If you must have surgery, would you prefer one with more damage to your body or less? How about a surgery with more pain or less, a longer hospital stay or a shorter one, and a surgery with the possibility of multiple complications or one which delivers fewer complications? We think we know the answer. Fortunately, there are more and more surgical procedures available that offer a minimally invasive alternative. What are the benefits of minimally invasive surgery?
With some medical issues it is acceptable to follow the watch and wait approach. When it comes to a hernia, you can’t be so nonchalant or procrastinate. There are too many serious risks of leaving a hernia untreated for very long.
It’s never a good idea to put off surgery, and especially when it comes to hernia surgery. Maybe you have heard wild tales about problems with recovery or the surgery itself. Don’t be led astray, and don’t let these hernia myths stop you from surgery.
An umbilical hernia is quite common in infants and newborns, but adults can be affected too. It develops when part of the bowel (intestines) or fatty tissue presses through a weak spot in the abdominal wall near the navel. Let’s find out more about an umbilical hernia: what you need to know.

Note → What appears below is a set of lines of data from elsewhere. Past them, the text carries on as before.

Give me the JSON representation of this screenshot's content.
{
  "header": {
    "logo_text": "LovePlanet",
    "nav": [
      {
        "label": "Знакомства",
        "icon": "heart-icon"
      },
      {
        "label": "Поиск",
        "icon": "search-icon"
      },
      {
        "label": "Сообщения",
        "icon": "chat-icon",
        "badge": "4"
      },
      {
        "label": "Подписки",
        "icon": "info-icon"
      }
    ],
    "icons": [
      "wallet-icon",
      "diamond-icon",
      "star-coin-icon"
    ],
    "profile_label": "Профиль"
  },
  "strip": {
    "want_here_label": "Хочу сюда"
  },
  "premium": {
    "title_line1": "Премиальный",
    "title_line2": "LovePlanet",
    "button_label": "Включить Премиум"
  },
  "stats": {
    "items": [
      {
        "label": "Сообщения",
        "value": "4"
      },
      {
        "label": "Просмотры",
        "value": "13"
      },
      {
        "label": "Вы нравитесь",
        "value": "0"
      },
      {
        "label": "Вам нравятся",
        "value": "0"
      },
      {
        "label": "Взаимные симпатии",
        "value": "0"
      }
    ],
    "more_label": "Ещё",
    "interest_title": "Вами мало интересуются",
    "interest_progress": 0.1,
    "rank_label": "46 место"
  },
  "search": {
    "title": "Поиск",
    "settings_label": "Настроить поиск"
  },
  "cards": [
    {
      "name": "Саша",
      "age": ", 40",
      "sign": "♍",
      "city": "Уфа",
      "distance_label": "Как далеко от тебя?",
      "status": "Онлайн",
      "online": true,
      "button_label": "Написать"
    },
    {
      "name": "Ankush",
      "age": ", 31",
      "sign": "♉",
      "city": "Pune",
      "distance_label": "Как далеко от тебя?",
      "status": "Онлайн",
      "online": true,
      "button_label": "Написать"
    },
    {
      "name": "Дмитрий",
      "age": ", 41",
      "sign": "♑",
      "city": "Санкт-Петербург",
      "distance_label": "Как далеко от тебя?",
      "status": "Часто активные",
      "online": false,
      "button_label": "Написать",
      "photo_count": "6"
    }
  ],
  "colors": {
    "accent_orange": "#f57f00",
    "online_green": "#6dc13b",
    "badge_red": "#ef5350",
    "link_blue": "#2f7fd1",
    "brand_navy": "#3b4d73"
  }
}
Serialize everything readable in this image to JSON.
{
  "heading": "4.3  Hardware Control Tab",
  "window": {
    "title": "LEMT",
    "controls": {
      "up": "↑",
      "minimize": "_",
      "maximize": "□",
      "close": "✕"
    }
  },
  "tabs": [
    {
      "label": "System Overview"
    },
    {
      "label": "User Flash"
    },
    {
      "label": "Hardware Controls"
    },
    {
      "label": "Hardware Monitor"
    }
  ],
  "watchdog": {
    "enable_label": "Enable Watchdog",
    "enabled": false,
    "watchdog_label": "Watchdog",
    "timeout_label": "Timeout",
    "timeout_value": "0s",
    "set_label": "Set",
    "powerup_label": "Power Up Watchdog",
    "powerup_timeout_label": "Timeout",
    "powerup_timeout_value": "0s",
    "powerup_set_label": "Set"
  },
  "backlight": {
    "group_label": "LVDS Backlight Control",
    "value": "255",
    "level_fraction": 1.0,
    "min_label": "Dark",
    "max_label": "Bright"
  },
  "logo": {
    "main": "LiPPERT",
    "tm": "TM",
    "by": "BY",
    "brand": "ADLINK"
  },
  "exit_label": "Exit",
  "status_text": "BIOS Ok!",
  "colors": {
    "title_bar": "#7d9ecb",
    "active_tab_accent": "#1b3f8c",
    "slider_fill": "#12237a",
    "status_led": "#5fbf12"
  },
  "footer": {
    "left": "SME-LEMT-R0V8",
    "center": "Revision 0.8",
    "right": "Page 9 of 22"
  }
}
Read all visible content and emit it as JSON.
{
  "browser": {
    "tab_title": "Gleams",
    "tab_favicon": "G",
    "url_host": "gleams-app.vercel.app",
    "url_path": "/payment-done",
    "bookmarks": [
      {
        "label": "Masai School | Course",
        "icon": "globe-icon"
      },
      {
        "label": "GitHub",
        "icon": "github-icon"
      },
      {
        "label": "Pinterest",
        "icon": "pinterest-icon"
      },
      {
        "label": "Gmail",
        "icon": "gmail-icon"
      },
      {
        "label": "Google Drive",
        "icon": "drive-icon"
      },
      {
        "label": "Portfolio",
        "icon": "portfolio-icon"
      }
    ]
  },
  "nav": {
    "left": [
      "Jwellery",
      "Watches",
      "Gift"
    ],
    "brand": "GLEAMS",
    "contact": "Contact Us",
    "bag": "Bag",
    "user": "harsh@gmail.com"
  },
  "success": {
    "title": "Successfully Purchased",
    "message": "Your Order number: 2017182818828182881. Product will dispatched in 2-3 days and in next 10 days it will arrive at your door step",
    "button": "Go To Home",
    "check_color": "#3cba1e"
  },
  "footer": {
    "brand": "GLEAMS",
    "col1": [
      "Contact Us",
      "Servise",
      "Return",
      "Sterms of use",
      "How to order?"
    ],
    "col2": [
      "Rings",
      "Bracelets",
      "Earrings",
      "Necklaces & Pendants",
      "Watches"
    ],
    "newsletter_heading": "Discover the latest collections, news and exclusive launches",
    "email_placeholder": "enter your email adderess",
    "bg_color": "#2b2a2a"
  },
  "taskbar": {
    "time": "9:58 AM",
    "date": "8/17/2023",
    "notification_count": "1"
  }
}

If you’ve been told you have an inguinal hernia, here is what you need to know. The first thing you should know is that it is a common condition, and secondly, it won’t go away on its own.
Hernia repair has come a long way, from the large incisions, open surgery technique, combined with a lengthy post surgery recovery time. You can now have hernia repair surgery performed through less invasive procedures, namely, either laparoscopically or now minimally invasive robotic hernia repair.
The recovery time after surgery can be almost as important as the surgery itself. Unless you prepare ahead of time and follow your doctor’s orders, you can create situations which lead to complications, another surgery, or maybe a longer recovery time. Put some thought into preparing your home for post surgery recovery.
Fifty to seventy-eight percent of patients who have a colostomy or ileostomy have a complication known as a parastomal hernia. Let’s investigate what a parastomal hernia is and what you need to know if you develop one.
If you are diagnosed with a ventral hernia, at some point it will need to be repaired. It may not be urgent at the moment, but eventually certain circumstances will discourage any procrastination. Continue reading “Does A Ventral Hernia Need To Be Repaired?”
Hernias occur when tissues or an organ push through a weak spot in the connecting tissue or muscle wall. Since hernias do not get better by themselves, sometimes your doctor will recommend surgery to treat your hernia. Here is what to expect before and after hernia surgery.